● Work order
Search the records for the string "chevron". Copy each line where it occurs.

● Data under study
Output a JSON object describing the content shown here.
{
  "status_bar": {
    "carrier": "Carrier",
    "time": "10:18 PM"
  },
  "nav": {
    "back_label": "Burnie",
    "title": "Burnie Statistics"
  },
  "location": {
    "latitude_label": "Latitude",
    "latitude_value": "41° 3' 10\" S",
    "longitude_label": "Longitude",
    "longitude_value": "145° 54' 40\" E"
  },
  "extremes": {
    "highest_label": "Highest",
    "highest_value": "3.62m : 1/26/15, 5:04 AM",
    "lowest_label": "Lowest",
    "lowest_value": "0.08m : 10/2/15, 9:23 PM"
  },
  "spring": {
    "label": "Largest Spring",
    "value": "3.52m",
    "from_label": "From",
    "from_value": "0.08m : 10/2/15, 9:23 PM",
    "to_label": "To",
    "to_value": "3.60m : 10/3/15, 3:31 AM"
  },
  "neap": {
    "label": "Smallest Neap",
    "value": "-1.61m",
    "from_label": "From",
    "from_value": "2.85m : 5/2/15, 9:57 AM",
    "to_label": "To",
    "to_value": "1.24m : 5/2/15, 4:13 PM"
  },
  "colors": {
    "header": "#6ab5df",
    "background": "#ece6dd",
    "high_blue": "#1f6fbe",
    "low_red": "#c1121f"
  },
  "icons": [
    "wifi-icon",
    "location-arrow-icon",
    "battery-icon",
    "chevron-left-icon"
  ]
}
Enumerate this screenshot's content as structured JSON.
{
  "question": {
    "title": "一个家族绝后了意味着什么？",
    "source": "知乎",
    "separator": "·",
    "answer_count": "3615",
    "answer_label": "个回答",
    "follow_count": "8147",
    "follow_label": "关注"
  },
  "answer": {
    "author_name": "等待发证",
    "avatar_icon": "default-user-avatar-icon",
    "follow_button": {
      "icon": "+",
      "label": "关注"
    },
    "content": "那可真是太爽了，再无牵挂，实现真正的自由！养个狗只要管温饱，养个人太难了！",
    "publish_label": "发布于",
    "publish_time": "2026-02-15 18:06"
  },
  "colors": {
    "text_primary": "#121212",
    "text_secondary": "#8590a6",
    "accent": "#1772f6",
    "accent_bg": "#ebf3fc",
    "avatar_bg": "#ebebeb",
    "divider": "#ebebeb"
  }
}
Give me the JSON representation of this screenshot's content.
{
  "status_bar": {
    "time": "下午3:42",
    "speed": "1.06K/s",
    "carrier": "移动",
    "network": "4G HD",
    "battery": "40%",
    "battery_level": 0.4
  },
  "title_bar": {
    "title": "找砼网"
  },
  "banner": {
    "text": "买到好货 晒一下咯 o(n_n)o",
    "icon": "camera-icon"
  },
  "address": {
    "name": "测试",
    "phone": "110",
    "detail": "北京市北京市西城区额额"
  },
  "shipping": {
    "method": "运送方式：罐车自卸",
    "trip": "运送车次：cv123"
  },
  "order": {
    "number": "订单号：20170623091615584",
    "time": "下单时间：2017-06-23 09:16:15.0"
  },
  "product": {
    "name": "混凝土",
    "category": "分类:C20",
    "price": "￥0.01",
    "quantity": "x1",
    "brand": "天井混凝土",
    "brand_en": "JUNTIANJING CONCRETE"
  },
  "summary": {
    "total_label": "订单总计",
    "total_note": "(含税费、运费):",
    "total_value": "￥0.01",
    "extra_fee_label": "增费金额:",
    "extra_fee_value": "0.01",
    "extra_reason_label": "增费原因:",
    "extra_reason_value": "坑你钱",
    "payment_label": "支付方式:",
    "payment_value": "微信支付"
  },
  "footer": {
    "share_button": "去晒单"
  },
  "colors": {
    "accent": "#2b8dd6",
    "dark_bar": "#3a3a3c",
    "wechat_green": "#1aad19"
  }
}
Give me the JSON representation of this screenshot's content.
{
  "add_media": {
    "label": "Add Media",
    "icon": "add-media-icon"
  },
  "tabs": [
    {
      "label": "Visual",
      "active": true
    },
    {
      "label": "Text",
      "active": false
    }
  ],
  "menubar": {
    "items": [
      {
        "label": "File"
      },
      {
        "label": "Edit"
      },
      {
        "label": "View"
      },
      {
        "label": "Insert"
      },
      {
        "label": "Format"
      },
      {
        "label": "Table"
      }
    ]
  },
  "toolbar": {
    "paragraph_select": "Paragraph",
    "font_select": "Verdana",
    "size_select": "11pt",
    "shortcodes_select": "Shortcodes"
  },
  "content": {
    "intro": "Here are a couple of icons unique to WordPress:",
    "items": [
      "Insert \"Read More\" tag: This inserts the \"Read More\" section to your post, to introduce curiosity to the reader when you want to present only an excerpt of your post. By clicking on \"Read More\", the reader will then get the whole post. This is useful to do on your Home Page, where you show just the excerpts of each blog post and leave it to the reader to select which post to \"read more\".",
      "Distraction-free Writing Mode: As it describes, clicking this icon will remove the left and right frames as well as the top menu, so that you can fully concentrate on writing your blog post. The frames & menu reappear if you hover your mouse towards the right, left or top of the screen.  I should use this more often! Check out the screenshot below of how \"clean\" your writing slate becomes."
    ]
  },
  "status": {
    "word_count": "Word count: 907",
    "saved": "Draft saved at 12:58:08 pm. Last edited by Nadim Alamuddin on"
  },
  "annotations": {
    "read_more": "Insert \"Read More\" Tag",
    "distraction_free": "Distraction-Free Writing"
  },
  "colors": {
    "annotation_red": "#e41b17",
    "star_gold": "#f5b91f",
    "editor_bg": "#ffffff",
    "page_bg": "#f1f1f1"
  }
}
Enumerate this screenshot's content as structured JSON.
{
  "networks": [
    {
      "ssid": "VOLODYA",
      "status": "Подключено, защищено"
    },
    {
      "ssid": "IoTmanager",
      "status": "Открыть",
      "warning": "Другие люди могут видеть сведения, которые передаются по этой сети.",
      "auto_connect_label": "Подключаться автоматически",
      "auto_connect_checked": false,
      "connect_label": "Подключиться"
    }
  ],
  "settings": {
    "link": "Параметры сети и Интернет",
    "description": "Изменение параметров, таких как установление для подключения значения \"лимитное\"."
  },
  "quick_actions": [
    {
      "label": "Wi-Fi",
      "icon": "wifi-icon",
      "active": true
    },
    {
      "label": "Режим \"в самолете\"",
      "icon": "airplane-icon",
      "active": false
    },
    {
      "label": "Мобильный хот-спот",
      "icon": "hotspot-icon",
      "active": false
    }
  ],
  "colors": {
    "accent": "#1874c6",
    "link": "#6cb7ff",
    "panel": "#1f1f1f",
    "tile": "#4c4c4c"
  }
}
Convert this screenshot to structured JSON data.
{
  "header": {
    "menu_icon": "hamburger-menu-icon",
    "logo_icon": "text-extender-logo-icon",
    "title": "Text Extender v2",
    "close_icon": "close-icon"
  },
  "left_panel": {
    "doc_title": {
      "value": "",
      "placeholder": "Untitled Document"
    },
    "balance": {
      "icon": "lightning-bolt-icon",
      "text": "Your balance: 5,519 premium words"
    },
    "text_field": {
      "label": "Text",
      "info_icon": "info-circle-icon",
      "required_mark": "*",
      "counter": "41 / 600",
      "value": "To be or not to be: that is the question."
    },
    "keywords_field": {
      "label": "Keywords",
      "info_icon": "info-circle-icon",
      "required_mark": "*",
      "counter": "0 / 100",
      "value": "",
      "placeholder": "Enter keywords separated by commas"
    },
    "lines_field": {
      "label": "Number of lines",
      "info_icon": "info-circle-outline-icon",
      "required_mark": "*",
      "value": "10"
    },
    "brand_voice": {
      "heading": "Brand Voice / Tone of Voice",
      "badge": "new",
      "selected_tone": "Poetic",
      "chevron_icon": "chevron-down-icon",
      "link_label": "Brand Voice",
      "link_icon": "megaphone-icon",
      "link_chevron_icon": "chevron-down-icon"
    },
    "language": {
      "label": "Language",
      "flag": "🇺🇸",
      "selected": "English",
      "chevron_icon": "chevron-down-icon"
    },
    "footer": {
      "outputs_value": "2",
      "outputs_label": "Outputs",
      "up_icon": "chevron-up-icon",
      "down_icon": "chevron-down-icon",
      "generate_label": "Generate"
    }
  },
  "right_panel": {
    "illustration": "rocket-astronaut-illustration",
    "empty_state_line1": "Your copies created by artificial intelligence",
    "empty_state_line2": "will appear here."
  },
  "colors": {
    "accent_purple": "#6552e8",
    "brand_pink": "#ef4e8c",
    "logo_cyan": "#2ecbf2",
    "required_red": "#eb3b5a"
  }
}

● Problem solution
    "chevron-left-icon"
      "chevron_icon": "chevron-down-icon",
      "link_chevron_icon": "chevron-down-icon"
      "chevron_icon": "chevron-down-icon"
      "up_icon": "chevron-up-icon",
      "down_icon": "chevron-down-icon",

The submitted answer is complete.